> Work instruction
Set down all of the data exactly as it appears.

===== Dataset excerpts

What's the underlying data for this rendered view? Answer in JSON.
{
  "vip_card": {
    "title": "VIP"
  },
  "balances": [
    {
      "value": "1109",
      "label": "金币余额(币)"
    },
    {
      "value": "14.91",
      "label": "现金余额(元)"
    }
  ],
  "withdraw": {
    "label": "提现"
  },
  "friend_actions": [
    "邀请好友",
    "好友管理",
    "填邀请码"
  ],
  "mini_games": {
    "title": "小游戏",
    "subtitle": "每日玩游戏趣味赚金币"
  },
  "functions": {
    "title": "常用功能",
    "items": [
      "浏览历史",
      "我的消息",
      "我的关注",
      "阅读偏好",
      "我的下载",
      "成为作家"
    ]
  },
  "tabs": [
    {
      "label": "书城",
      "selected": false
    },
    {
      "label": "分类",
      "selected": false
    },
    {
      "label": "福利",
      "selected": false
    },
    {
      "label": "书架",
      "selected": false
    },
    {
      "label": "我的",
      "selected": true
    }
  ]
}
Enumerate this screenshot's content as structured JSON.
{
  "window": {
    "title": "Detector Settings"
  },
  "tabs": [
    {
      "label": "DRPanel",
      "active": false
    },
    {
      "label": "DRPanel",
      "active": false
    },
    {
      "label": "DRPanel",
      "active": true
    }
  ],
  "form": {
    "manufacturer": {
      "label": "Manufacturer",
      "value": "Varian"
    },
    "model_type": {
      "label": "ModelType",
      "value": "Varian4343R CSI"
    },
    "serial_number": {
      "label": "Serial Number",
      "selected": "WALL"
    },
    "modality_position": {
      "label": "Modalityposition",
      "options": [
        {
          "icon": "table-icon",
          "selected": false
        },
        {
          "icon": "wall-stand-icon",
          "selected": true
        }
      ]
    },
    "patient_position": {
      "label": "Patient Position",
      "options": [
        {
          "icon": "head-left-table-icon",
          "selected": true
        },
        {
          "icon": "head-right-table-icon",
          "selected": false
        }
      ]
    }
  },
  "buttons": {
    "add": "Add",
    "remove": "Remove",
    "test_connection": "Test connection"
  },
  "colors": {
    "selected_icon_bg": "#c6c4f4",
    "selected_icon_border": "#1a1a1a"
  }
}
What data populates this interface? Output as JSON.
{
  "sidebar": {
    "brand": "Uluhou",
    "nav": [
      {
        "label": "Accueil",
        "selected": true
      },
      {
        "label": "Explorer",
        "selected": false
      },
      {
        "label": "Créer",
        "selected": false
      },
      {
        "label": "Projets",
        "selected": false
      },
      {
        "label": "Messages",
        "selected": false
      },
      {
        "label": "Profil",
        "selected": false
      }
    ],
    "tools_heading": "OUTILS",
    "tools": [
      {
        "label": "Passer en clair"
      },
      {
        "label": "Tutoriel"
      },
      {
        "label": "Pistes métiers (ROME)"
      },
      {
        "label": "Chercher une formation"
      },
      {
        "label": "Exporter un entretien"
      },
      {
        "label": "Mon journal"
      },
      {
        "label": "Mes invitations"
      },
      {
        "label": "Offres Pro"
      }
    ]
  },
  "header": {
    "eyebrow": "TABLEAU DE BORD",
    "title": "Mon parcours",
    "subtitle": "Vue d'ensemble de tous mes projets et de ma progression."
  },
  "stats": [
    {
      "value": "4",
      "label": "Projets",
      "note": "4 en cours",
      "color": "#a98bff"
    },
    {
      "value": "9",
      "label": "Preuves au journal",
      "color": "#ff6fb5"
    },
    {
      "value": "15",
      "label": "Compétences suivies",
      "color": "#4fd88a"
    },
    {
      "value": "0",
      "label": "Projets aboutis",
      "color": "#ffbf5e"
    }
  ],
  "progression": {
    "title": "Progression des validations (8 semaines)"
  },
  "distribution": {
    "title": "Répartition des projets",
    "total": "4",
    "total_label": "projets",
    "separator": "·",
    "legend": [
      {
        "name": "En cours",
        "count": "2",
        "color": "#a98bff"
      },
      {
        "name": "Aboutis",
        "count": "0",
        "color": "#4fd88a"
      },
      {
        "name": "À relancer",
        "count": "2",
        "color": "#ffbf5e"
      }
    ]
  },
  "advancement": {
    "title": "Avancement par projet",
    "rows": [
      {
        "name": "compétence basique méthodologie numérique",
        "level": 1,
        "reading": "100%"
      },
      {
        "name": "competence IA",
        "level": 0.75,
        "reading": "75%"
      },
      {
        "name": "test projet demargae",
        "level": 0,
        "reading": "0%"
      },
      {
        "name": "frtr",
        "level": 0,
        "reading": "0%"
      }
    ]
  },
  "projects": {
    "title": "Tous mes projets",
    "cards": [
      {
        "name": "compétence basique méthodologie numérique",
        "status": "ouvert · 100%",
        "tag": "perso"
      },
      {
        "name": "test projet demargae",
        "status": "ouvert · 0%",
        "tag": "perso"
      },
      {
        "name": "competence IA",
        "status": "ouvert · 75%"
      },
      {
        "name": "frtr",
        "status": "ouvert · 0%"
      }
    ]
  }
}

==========

> Expected output
What's the underlying data for this rendered view? Answer in JSON.
{
  "vip_card": {
    "title": "VIP"
  },
  "balances": [
    {
      "value": "1109",
      "label": "金币余额(币)"
    },
    {
      "value": "14.91",
      "label": "现金余额(元)"
    }
  ],
  "withdraw": {
    "label": "提现"
  },
  "friend_actions": [
    "邀请好友",
    "好友管理",
    "填邀请码"
  ],
  "mini_games": {
    "title": "小游戏",
    "subtitle": "每日玩游戏趣味赚金币"
  },
  "functions": {
    "title": "常用功能",
    "items": [
      "浏览历史",
      "我的消息",
      "我的关注",
      "阅读偏好",
      "我的下载",
      "成为作家"
    ]
  },
  "tabs": [
    {
      "label": "书城",
      "selected": false
    },
    {
      "label": "分类",
      "selected": false
    },
    {
      "label": "福利",
      "selected": false
    },
    {
      "label": "书架",
      "selected": false
    },
    {
      "label": "我的",
      "selected": true
    }
  ]
}
Enumerate this screenshot's content as structured JSON.
{
  "window": {
    "title": "Detector Settings"
  },
  "tabs": [
    {
      "label": "DRPanel",
      "active": false
    },
    {
      "label": "DRPanel",
      "active": false
    },
    {
      "label": "DRPanel",
      "active": true
    }
  ],
  "form": {
    "manufacturer": {
      "label": "Manufacturer",
      "value": "Varian"
    },
    "model_type": {
      "label": "ModelType",
      "value": "Varian4343R CSI"
    },
    "serial_number": {
      "label": "Serial Number",
      "selected": "WALL"
    },
    "modality_position": {
      "label": "Modalityposition",
      "options": [
        {
          "icon": "table-icon",
          "selected": false
        },
        {
          "icon": "wall-stand-icon",
          "selected": true
        }
      ]
    },
    "patient_position": {
      "label": "Patient Position",
      "options": [
        {
          "icon": "head-left-table-icon",
          "selected": true
        },
        {
          "icon": "head-right-table-icon",
          "selected": false
        }
      ]
    }
  },
  "buttons": {
    "add": "Add",
    "remove": "Remove",
    "test_connection": "Test connection"
  },
  "colors": {
    "selected_icon_bg": "#c6c4f4",
    "selected_icon_border": "#1a1a1a"
  }
}
What data populates this interface? Output as JSON.
{
  "sidebar": {
    "brand": "Uluhou",
    "nav": [
      {
        "label": "Accueil",
        "selected": true
      },
      {
        "label": "Explorer",
        "selected": false
      },
      {
        "label": "Créer",
        "selected": false
      },
      {
        "label": "Projets",
        "selected": false
      },
      {
        "label": "Messages",
        "selected": false
      },
      {
        "label": "Profil",
        "selected": false
      }
    ],
    "tools_heading": "OUTILS",
    "tools": [
      {
        "label": "Passer en clair"
      },
      {
        "label": "Tutoriel"
      },
      {
        "label": "Pistes métiers (ROME)"
      },
      {
        "label": "Chercher une formation"
      },
      {
        "label": "Exporter un entretien"
      },
      {
        "label": "Mon journal"
      },
      {
        "label": "Mes invitations"
      },
      {
        "label": "Offres Pro"
      }
    ]
  },
  "header": {
    "eyebrow": "TABLEAU DE BORD",
    "title": "Mon parcours",
    "subtitle": "Vue d'ensemble de tous mes projets et de ma progression."
  },
  "stats": [
    {
      "value": "4",
      "label": "Projets",
      "note": "4 en cours",
      "color": "#a98bff"
    },
    {
      "value": "9",
      "label": "Preuves au journal",
      "color": "#ff6fb5"
    },
    {
      "value": "15",
      "label": "Compétences suivies",
      "color": "#4fd88a"
    },
    {
      "value": "0",
      "label": "Projets aboutis",
      "color": "#ffbf5e"
    }
  ],
  "progression": {
    "title": "Progression des validations (8 semaines)"
  },
  "distribution": {
    "title": "Répartition des projets",
    "total": "4",
    "total_label": "projets",
    "separator": "·",
    "legend": [
      {
        "name": "En cours",
        "count": "2",
        "color": "#a98bff"
      },
      {
        "name": "Aboutis",
        "count": "0",
        "color": "#4fd88a"
      },
      {
        "name": "À relancer",
        "count": "2",
        "color": "#ffbf5e"
      }
    ]
  },
  "advancement": {
    "title": "Avancement par projet",
    "rows": [
      {
        "name": "compétence basique méthodologie numérique",
        "level": 1,
        "reading": "100%"
      },
      {
        "name": "competence IA",
        "level": 0.75,
        "reading": "75%"
      },
      {
        "name": "test projet demargae",
        "level": 0,
        "reading": "0%"
      },
      {
        "name": "frtr",
        "level": 0,
        "reading": "0%"
      }
    ]
  },
  "projects": {
    "title": "Tous mes projets",
    "cards": [
      {
        "name": "compétence basique méthodologie numérique",
        "status": "ouvert · 100%",
        "tag": "perso"
      },
      {
        "name": "test projet demargae",
        "status": "ouvert · 0%",
        "tag": "perso"
      },
      {
        "name": "competence IA",
        "status": "ouvert · 75%"
      },
      {
        "name": "frtr",
        "status": "ouvert · 0%"
      }
    ]
  }
}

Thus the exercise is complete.